■ **What you have to do**
Could you please retype all of the records exactly, skipping any pictures?
Records Block Start
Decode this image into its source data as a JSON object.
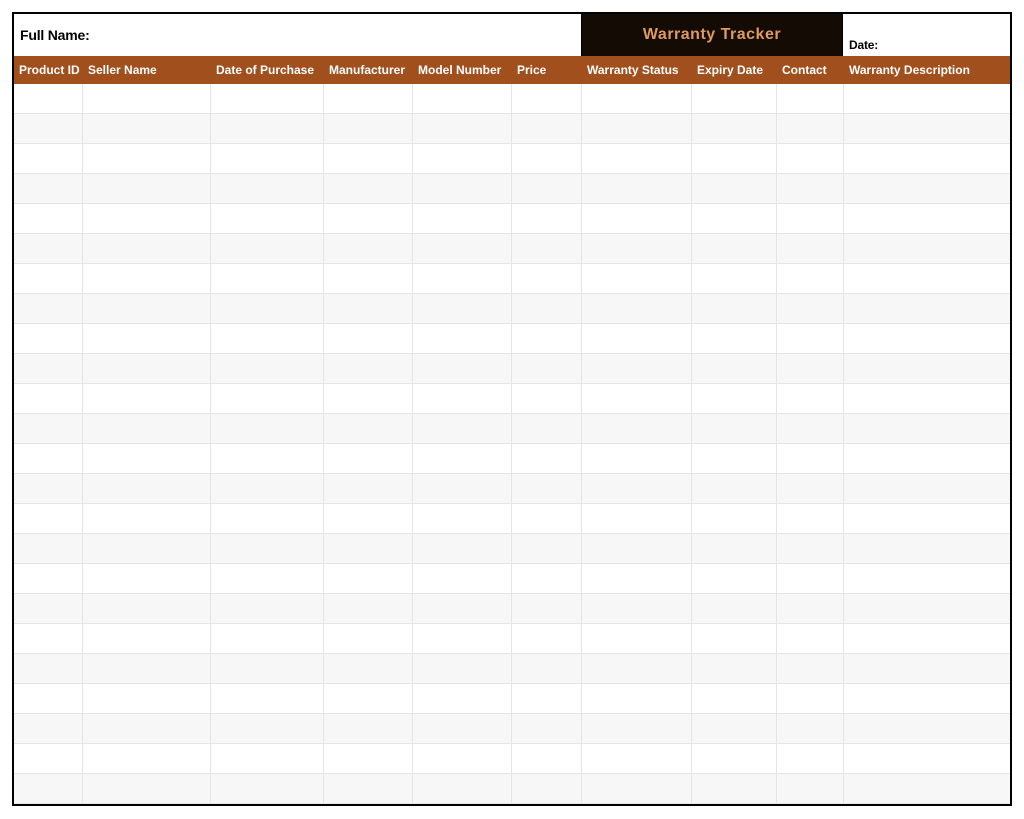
{
  "header": {
    "full_name_label": "Full Name:",
    "title": "Warranty Tracker",
    "date_label": "Date:"
  },
  "columns": [
    "Product ID",
    "Seller Name",
    "Date of Purchase",
    "Manufacturer",
    "Model Number",
    "Price",
    "Warranty Status",
    "Expiry Date",
    "Contact",
    "Warranty Description"
  ],
  "row_count": 24
}
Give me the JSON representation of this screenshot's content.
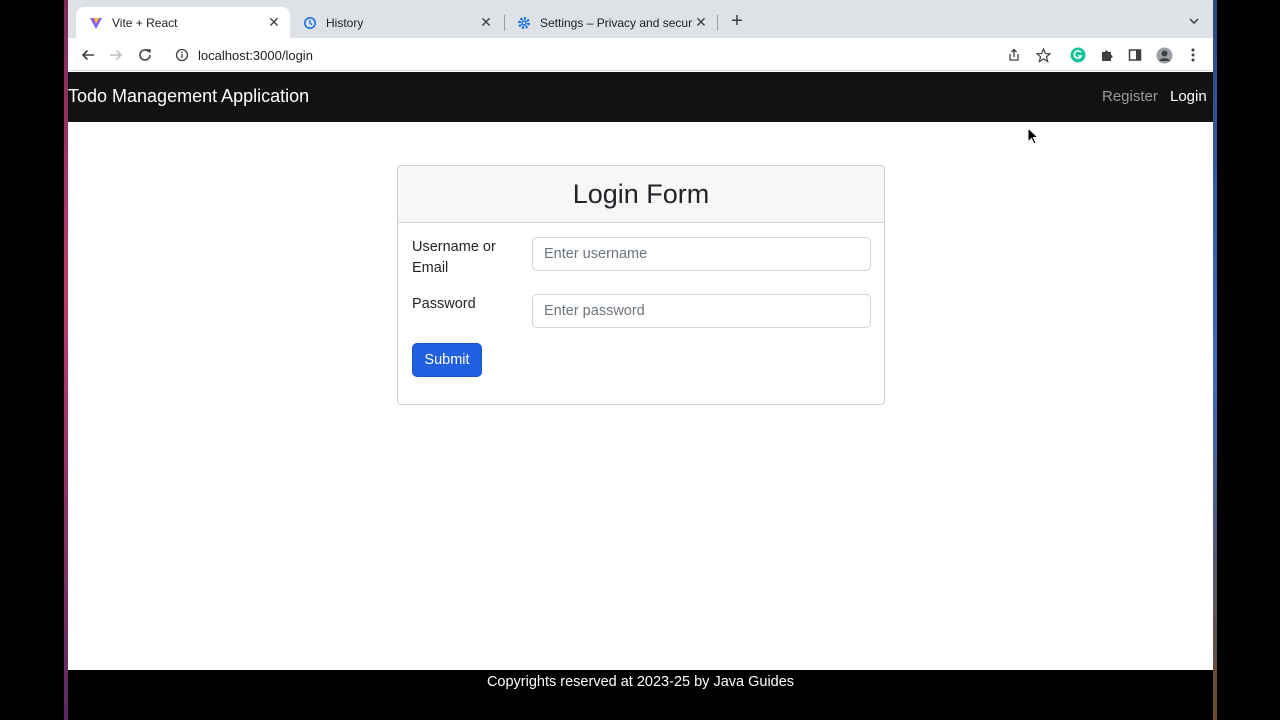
{
  "browser": {
    "tabs": [
      {
        "title": "Vite + React",
        "active": true,
        "icon": "vite-icon"
      },
      {
        "title": "History",
        "active": false,
        "icon": "history-icon"
      },
      {
        "title": "Settings – Privacy and security",
        "active": false,
        "icon": "gear-icon"
      }
    ],
    "url": "localhost:3000/login"
  },
  "navbar": {
    "brand": "Todo Management Application",
    "links": [
      {
        "label": "Register",
        "active": false
      },
      {
        "label": "Login",
        "active": true
      }
    ]
  },
  "login_form": {
    "title": "Login Form",
    "username_label": "Username or Email",
    "username_placeholder": "Enter username",
    "username_value": "",
    "password_label": "Password",
    "password_placeholder": "Enter password",
    "password_value": "",
    "submit_label": "Submit"
  },
  "footer": {
    "text": "Copyrights reserved at 2023-25 by Java Guides"
  },
  "colors": {
    "navbar_bg": "#121212",
    "primary_button": "#1f5fe0",
    "footer_bg": "#000000"
  }
}
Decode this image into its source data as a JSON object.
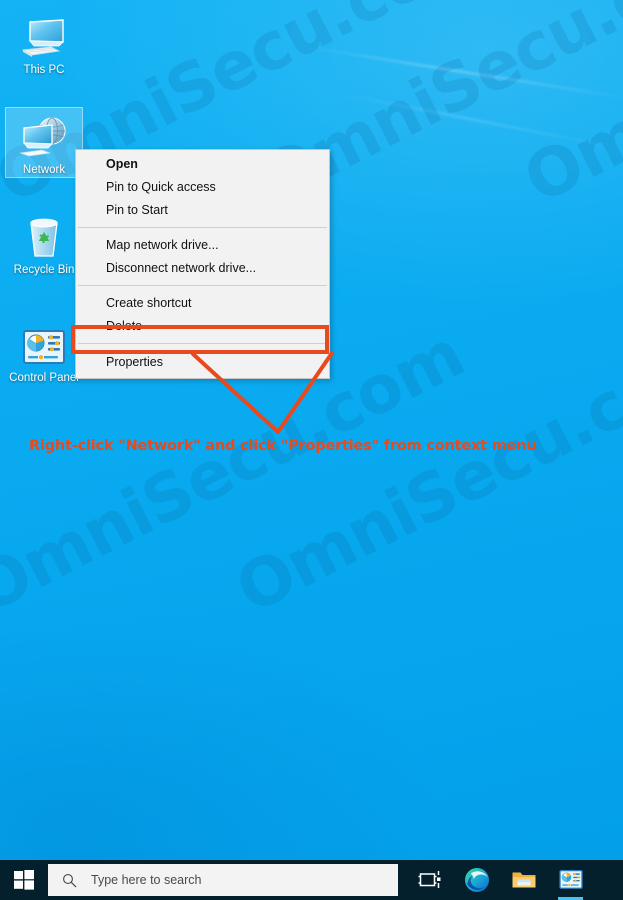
{
  "desktop": {
    "background_color": "#0aaef2",
    "icons": [
      {
        "label": "This PC",
        "icon": "this-pc-icon",
        "selected": false
      },
      {
        "label": "Network",
        "icon": "network-icon",
        "selected": true
      },
      {
        "label": "Recycle Bin",
        "icon": "recycle-bin-icon",
        "selected": false
      },
      {
        "label": "Control Panel",
        "icon": "control-panel-icon",
        "selected": false
      }
    ]
  },
  "watermark": {
    "text": "OmniSecu.com",
    "color": "#0a5f96"
  },
  "context_menu": {
    "items": [
      {
        "label": "Open",
        "bold": true,
        "separator_after": false
      },
      {
        "label": "Pin to Quick access",
        "bold": false,
        "separator_after": false
      },
      {
        "label": "Pin to Start",
        "bold": false,
        "separator_after": true
      },
      {
        "label": "Map network drive...",
        "bold": false,
        "separator_after": false
      },
      {
        "label": "Disconnect network drive...",
        "bold": false,
        "separator_after": true
      },
      {
        "label": "Create shortcut",
        "bold": false,
        "separator_after": false
      },
      {
        "label": "Delete",
        "bold": false,
        "separator_after": true
      },
      {
        "label": "Properties",
        "bold": false,
        "separator_after": false,
        "highlighted": true
      }
    ]
  },
  "annotation": {
    "text": "Right-click \"Network\" and click \"Properties\" from context menu",
    "color": "#e8491d"
  },
  "taskbar": {
    "background_color": "#04202c",
    "start_label": "Start",
    "search": {
      "placeholder": "Type here to search",
      "value": "Type here to search"
    },
    "buttons": [
      {
        "name": "task-view",
        "label": "Task View"
      },
      {
        "name": "microsoft-edge",
        "label": "Microsoft Edge"
      },
      {
        "name": "file-explorer",
        "label": "File Explorer"
      },
      {
        "name": "control-panel",
        "label": "Control Panel"
      }
    ]
  }
}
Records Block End
■ **The completed task**
Decode this image into its source data as a JSON object.
{
  "header": {
    "full_name_label": "Full Name:",
    "title": "Warranty Tracker",
    "date_label": "Date:"
  },
  "columns": [
    "Product ID",
    "Seller Name",
    "Date of Purchase",
    "Manufacturer",
    "Model Number",
    "Price",
    "Warranty Status",
    "Expiry Date",
    "Contact",
    "Warranty Description"
  ],
  "row_count": 24
}
Give me the JSON representation of this screenshot's content.
{
  "browser": {
    "tabs": [
      {
        "title": "Vite + React",
        "active": true,
        "icon": "vite-icon"
      },
      {
        "title": "History",
        "active": false,
        "icon": "history-icon"
      },
      {
        "title": "Settings – Privacy and security",
        "active": false,
        "icon": "gear-icon"
      }
    ],
    "url": "localhost:3000/login"
  },
  "navbar": {
    "brand": "Todo Management Application",
    "links": [
      {
        "label": "Register",
        "active": false
      },
      {
        "label": "Login",
        "active": true
      }
    ]
  },
  "login_form": {
    "title": "Login Form",
    "username_label": "Username or Email",
    "username_placeholder": "Enter username",
    "username_value": "",
    "password_label": "Password",
    "password_placeholder": "Enter password",
    "password_value": "",
    "submit_label": "Submit"
  },
  "footer": {
    "text": "Copyrights reserved at 2023-25 by Java Guides"
  },
  "colors": {
    "navbar_bg": "#121212",
    "primary_button": "#1f5fe0",
    "footer_bg": "#000000"
  }
}
Decode this image into its source data as a JSON object.
{
  "desktop": {
    "background_color": "#0aaef2",
    "icons": [
      {
        "label": "This PC",
        "icon": "this-pc-icon",
        "selected": false
      },
      {
        "label": "Network",
        "icon": "network-icon",
        "selected": true
      },
      {
        "label": "Recycle Bin",
        "icon": "recycle-bin-icon",
        "selected": false
      },
      {
        "label": "Control Panel",
        "icon": "control-panel-icon",
        "selected": false
      }
    ]
  },
  "watermark": {
    "text": "OmniSecu.com",
    "color": "#0a5f96"
  },
  "context_menu": {
    "items": [
      {
        "label": "Open",
        "bold": true,
        "separator_after": false
      },
      {
        "label": "Pin to Quick access",
        "bold": false,
        "separator_after": false
      },
      {
        "label": "Pin to Start",
        "bold": false,
        "separator_after": true
      },
      {
        "label": "Map network drive...",
        "bold": false,
        "separator_after": false
      },
      {
        "label": "Disconnect network drive...",
        "bold": false,
        "separator_after": true
      },
      {
        "label": "Create shortcut",
        "bold": false,
        "separator_after": false
      },
      {
        "label": "Delete",
        "bold": false,
        "separator_after": true
      },
      {
        "label": "Properties",
        "bold": false,
        "separator_after": false,
        "highlighted": true
      }
    ]
  },
  "annotation": {
    "text": "Right-click \"Network\" and click \"Properties\" from context menu",
    "color": "#e8491d"
  },
  "taskbar": {
    "background_color": "#04202c",
    "start_label": "Start",
    "search": {
      "placeholder": "Type here to search",
      "value": "Type here to search"
    },
    "buttons": [
      {
        "name": "task-view",
        "label": "Task View"
      },
      {
        "name": "microsoft-edge",
        "label": "Microsoft Edge"
      },
      {
        "name": "file-explorer",
        "label": "File Explorer"
      },
      {
        "name": "control-panel",
        "label": "Control Panel"
      }
    ]
  }
}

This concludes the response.